═════ Extracted information ═════

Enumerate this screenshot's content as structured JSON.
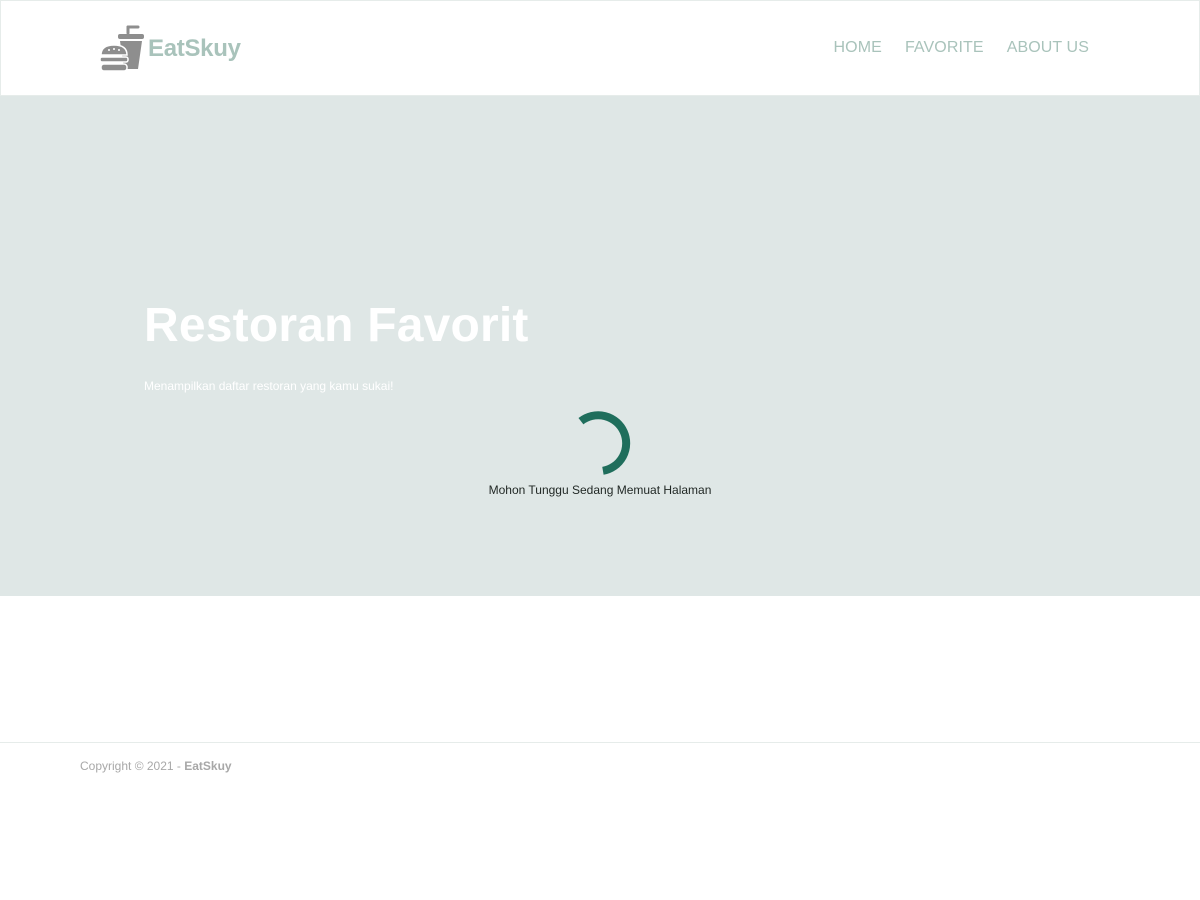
{
  "header": {
    "brand": {
      "name": "EatSkuy",
      "icon": "food-burger-drink-icon"
    },
    "nav": [
      {
        "label": "HOME"
      },
      {
        "label": "FAVORITE"
      },
      {
        "label": "ABOUT US"
      }
    ]
  },
  "hero": {
    "title": "Restoran Favorit",
    "subtitle": "Menampilkan daftar restoran yang kamu sukai!"
  },
  "loading": {
    "icon": "loading-spinner-icon",
    "text": "Mohon Tunggu Sedang Memuat Halaman"
  },
  "footer": {
    "copyright_prefix": "Copyright © 2021 - ",
    "brand": "EatSkuy"
  },
  "colors": {
    "brand_text": "#a9c3bb",
    "brand_icon": "#8e8e8e",
    "nav_link": "#a9c3bb",
    "hero_bg": "#dfe7e6",
    "spinner": "#1f6e5c"
  }
}
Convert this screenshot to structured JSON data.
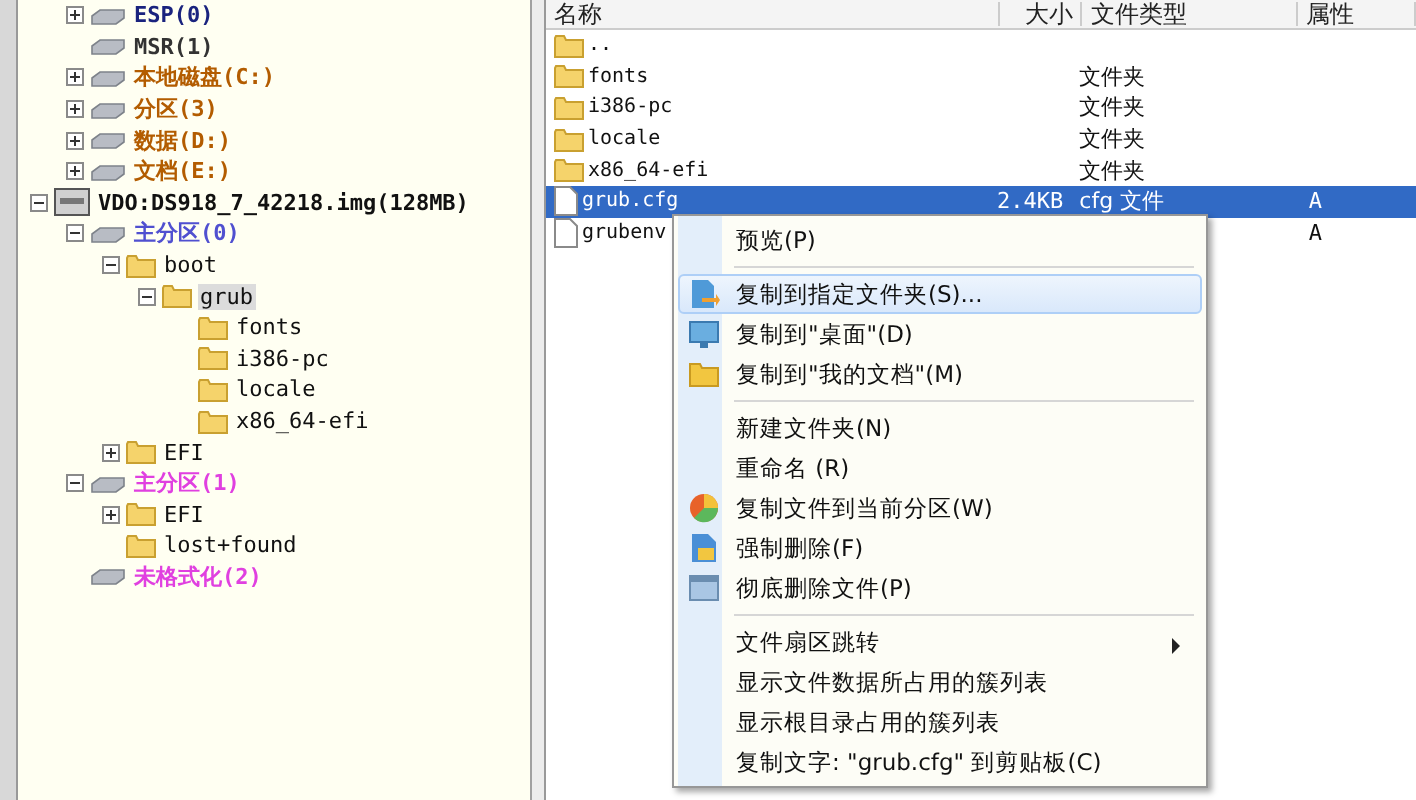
{
  "tree": {
    "continued_children": [
      {
        "label": "ESP(0)",
        "kind": "partition",
        "color": "#1a237e",
        "expanded": false
      },
      {
        "label": "MSR(1)",
        "kind": "partition",
        "color": "#333333"
      },
      {
        "label": "本地磁盘(C:)",
        "kind": "partition",
        "color": "#b35c00",
        "expanded": false
      },
      {
        "label": "分区(3)",
        "kind": "partition",
        "color": "#b35c00",
        "expanded": false
      },
      {
        "label": "数据(D:)",
        "kind": "partition",
        "color": "#b35c00",
        "expanded": false
      },
      {
        "label": "文档(E:)",
        "kind": "partition",
        "color": "#b35c00",
        "expanded": false
      }
    ],
    "items": [
      {
        "label": "VDO:DS918_7_42218.img(128MB)",
        "kind": "disk",
        "color": "#111111",
        "expanded": true,
        "children": [
          {
            "label": "主分区(0)",
            "kind": "partition",
            "color": "#5050d0",
            "expanded": true,
            "children": [
              {
                "label": "boot",
                "kind": "folder",
                "expanded": true,
                "children": [
                  {
                    "label": "grub",
                    "kind": "folder",
                    "expanded": true,
                    "selected": true,
                    "children": [
                      {
                        "label": "fonts",
                        "kind": "folder",
                        "selected": false
                      },
                      {
                        "label": "i386-pc",
                        "kind": "folder",
                        "selected": false
                      },
                      {
                        "label": "locale",
                        "kind": "folder",
                        "selected": false
                      },
                      {
                        "label": "x86_64-efi",
                        "kind": "folder",
                        "selected": false
                      }
                    ]
                  }
                ],
                "selected": false
              },
              {
                "label": "EFI",
                "kind": "folder",
                "expanded": false,
                "selected": false
              }
            ]
          },
          {
            "label": "主分区(1)",
            "kind": "partition",
            "color": "#e040e0",
            "expanded": true,
            "children": [
              {
                "label": "EFI",
                "kind": "folder",
                "expanded": false,
                "selected": false
              },
              {
                "label": "lost+found",
                "kind": "folder",
                "selected": false
              }
            ]
          },
          {
            "label": "未格式化(2)",
            "kind": "partition",
            "color": "#e040e0"
          }
        ]
      }
    ]
  },
  "file_list": {
    "columns": [
      "名称",
      "大小",
      "文件类型",
      "属性"
    ],
    "rows": [
      {
        "kind": "folder",
        "name": "..",
        "selected": false
      },
      {
        "kind": "folder",
        "name": "fonts",
        "type": "文件夹",
        "selected": false
      },
      {
        "kind": "folder",
        "name": "i386-pc",
        "type": "文件夹",
        "selected": false
      },
      {
        "kind": "folder",
        "name": "locale",
        "type": "文件夹",
        "selected": false
      },
      {
        "kind": "folder",
        "name": "x86_64-efi",
        "type": "文件夹",
        "selected": false
      },
      {
        "kind": "file",
        "name": "grub.cfg",
        "size": "2.4KB",
        "type": "cfg 文件",
        "attr": "A",
        "selected": true
      },
      {
        "kind": "file",
        "name": "grubenv",
        "attr": "A",
        "selected": false
      }
    ]
  },
  "context_menu": [
    {
      "kind": "item",
      "label": "预览(P)",
      "highlighted": false
    },
    {
      "kind": "separator"
    },
    {
      "kind": "item",
      "label": "复制到指定文件夹(S)...",
      "highlighted": true
    },
    {
      "kind": "item",
      "label": "复制到\"桌面\"(D)",
      "highlighted": false
    },
    {
      "kind": "item",
      "label": "复制到\"我的文档\"(M)",
      "highlighted": false
    },
    {
      "kind": "separator"
    },
    {
      "kind": "item",
      "label": "新建文件夹(N)",
      "highlighted": false
    },
    {
      "kind": "item",
      "label": "重命名 (R)",
      "highlighted": false
    },
    {
      "kind": "item",
      "label": "复制文件到当前分区(W)",
      "highlighted": false
    },
    {
      "kind": "item",
      "label": "强制删除(F)",
      "highlighted": false
    },
    {
      "kind": "item",
      "label": "彻底删除文件(P)",
      "highlighted": false
    },
    {
      "kind": "separator"
    },
    {
      "kind": "item",
      "label": "文件扇区跳转",
      "submenu": true,
      "highlighted": false
    },
    {
      "kind": "item",
      "label": "显示文件数据所占用的簇列表",
      "highlighted": false
    },
    {
      "kind": "item",
      "label": "显示根目录占用的簇列表",
      "highlighted": false
    },
    {
      "kind": "item",
      "label": "复制文字: \"grub.cfg\" 到剪贴板(C)",
      "highlighted": false
    }
  ]
}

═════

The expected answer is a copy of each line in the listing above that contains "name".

      "name": "EatSkuy",
        "name": "..",
        "name": "fonts",
        "name": "i386-pc",
        "name": "locale",
        "name": "x86_64-efi",
        "name": "grub.cfg",
        "name": "grubenv",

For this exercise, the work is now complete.